Data to process Start Marker

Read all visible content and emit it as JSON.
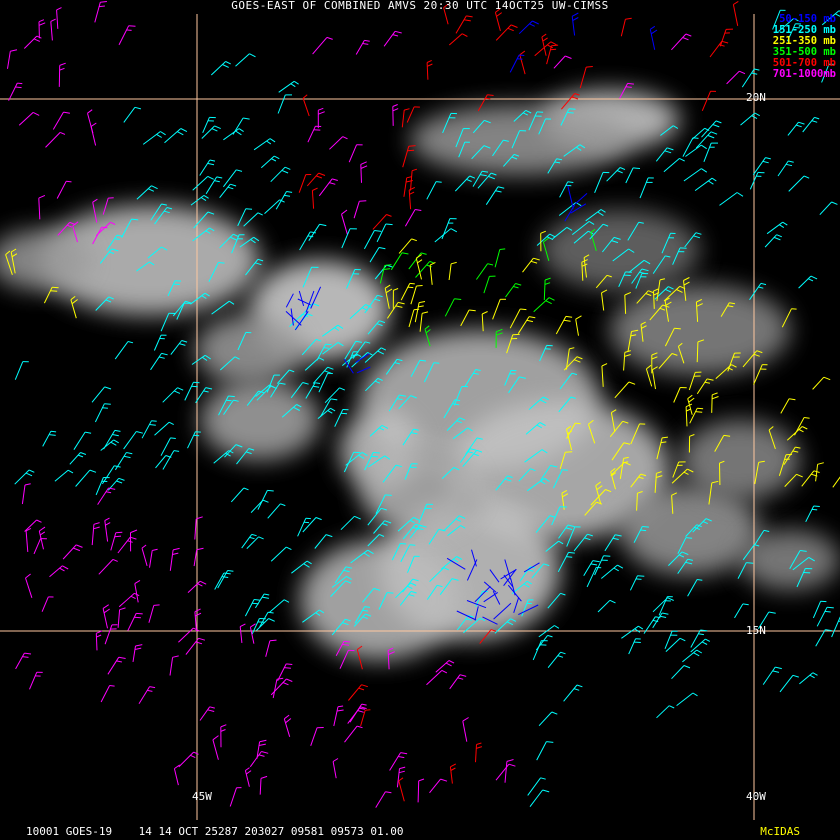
{
  "title": "GOES-EAST OF COMBINED AMVS 20:30 UTC 14OCT25 UW-CIMSS",
  "legend": [
    {
      "label": "50-150 mb",
      "color": "#0000ff"
    },
    {
      "label": "151-250 mb",
      "color": "#00ffff"
    },
    {
      "label": "251-350 mb",
      "color": "#ffff00"
    },
    {
      "label": "351-500 mb",
      "color": "#00ff00"
    },
    {
      "label": "501-700 mb",
      "color": "#ff0000"
    },
    {
      "label": "701-1000mb",
      "color": "#ff00ff"
    }
  ],
  "grid": {
    "lat_labels": [
      "20N",
      "15N"
    ],
    "lon_labels": [
      "45W",
      "40W"
    ],
    "line_color": "#ffc8a0"
  },
  "footer": "10001 GOES-19    14 14 OCT 25287 203027 09581 09573 01.00",
  "mcidas_label": "McIDAS"
}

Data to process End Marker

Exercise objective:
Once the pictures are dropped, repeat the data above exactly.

Answer below:
Read all visible content and emit it as JSON.
{
  "title": "GOES-EAST OF COMBINED AMVS 20:30 UTC 14OCT25 UW-CIMSS",
  "legend": [
    {
      "label": "50-150 mb",
      "color": "#0000ff"
    },
    {
      "label": "151-250 mb",
      "color": "#00ffff"
    },
    {
      "label": "251-350 mb",
      "color": "#ffff00"
    },
    {
      "label": "351-500 mb",
      "color": "#00ff00"
    },
    {
      "label": "501-700 mb",
      "color": "#ff0000"
    },
    {
      "label": "701-1000mb",
      "color": "#ff00ff"
    }
  ],
  "grid": {
    "lat_labels": [
      "20N",
      "15N"
    ],
    "lon_labels": [
      "45W",
      "40W"
    ],
    "line_color": "#ffc8a0"
  },
  "footer": "10001 GOES-19    14 14 OCT 25287 203027 09581 09573 01.00",
  "mcidas_label": "McIDAS"
}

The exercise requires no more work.